----- Data to process -----

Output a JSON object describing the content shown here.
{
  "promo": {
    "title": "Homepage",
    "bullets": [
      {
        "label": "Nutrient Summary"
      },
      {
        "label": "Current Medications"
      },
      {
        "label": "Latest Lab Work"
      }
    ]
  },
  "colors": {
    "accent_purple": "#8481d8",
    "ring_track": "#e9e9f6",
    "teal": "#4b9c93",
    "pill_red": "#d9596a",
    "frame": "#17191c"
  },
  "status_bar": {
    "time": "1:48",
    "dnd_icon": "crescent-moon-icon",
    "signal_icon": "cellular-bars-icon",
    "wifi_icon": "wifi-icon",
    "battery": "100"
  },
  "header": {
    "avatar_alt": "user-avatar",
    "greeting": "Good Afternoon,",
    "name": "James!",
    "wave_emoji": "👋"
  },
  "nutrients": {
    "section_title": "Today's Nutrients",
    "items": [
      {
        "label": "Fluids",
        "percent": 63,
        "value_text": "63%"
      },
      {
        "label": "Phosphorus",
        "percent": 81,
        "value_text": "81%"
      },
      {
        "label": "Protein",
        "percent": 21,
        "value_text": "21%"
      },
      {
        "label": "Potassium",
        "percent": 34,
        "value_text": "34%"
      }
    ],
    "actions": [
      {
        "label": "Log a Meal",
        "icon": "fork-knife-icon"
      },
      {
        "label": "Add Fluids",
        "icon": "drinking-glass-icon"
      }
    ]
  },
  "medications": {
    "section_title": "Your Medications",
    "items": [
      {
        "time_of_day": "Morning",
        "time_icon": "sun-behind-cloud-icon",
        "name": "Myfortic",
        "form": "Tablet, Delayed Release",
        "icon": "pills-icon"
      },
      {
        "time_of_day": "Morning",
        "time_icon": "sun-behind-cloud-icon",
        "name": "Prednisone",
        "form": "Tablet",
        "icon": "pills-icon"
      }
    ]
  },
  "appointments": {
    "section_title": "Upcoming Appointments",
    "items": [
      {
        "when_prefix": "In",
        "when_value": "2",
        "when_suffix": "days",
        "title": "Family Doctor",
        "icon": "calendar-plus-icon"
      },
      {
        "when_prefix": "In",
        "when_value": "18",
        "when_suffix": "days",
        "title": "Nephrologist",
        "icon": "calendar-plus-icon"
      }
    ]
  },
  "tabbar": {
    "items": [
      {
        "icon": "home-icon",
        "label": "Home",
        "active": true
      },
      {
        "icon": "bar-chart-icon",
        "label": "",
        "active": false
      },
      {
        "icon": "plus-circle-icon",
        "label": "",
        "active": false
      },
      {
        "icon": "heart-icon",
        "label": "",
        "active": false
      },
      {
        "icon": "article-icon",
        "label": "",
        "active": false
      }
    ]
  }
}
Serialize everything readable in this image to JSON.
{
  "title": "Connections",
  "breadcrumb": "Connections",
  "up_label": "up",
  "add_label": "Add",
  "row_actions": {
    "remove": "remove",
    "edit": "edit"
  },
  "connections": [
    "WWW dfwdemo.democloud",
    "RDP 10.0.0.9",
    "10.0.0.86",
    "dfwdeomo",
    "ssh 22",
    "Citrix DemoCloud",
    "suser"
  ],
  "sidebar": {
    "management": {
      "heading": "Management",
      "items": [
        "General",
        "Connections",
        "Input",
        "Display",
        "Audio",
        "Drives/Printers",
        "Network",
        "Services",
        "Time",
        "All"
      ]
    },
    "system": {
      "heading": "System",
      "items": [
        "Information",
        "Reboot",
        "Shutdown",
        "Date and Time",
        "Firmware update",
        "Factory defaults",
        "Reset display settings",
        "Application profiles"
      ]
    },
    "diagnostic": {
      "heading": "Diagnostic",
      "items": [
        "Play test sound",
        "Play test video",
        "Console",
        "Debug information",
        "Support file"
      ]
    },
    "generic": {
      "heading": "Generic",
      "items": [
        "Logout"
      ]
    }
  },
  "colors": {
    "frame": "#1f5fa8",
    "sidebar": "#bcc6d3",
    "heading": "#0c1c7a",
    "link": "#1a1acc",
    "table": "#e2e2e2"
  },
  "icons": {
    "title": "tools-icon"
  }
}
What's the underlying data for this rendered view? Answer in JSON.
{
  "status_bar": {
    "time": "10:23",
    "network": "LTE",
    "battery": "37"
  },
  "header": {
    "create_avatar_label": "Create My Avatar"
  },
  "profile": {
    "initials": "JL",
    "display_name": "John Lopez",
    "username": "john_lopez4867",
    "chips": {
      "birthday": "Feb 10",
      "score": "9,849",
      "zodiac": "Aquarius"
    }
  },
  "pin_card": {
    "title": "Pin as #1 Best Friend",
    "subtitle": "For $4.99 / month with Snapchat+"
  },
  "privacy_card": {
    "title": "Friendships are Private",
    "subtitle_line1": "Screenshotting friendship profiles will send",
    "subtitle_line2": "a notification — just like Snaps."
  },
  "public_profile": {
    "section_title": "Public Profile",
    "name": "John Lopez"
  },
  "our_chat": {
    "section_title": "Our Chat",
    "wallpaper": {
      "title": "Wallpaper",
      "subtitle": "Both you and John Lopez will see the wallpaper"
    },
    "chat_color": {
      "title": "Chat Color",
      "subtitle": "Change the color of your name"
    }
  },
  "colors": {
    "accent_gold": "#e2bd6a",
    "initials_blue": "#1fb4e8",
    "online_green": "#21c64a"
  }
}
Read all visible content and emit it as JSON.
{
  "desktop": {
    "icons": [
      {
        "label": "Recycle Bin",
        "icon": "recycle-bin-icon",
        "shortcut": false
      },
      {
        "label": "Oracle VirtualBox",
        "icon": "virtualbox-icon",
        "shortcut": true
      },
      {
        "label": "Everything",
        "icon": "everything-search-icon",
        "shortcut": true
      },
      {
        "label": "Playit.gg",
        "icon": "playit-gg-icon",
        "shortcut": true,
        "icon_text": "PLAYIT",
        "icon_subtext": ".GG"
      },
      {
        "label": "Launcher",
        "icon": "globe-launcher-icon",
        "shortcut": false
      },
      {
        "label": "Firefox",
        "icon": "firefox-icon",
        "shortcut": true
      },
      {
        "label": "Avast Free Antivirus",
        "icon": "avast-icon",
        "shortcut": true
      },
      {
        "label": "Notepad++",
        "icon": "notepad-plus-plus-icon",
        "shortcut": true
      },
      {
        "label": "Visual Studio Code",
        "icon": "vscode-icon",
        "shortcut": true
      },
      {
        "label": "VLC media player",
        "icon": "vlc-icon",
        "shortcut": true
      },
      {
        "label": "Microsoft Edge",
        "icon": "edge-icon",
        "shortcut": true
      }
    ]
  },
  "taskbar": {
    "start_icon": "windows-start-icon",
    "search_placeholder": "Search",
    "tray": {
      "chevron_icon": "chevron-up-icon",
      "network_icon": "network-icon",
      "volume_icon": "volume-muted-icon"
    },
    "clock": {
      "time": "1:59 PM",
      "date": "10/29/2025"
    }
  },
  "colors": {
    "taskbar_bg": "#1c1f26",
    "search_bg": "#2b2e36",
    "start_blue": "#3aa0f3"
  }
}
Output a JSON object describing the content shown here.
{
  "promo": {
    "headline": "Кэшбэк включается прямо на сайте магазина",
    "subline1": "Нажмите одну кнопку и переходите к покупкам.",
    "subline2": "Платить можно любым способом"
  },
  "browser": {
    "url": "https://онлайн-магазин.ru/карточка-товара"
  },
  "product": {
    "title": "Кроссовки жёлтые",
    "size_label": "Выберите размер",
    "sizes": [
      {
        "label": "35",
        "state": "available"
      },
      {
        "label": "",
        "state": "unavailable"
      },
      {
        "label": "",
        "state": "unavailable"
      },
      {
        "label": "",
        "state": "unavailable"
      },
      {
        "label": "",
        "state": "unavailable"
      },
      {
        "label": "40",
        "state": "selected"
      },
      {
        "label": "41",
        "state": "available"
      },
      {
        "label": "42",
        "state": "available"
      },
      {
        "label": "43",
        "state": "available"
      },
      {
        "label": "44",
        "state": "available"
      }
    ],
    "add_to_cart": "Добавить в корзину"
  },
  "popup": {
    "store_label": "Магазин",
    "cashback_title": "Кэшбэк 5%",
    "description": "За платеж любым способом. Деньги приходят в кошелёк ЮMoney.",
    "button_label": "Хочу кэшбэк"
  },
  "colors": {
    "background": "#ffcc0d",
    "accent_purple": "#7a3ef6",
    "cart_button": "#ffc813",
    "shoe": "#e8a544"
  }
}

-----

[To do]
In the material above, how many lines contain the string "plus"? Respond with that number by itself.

[Task result]
4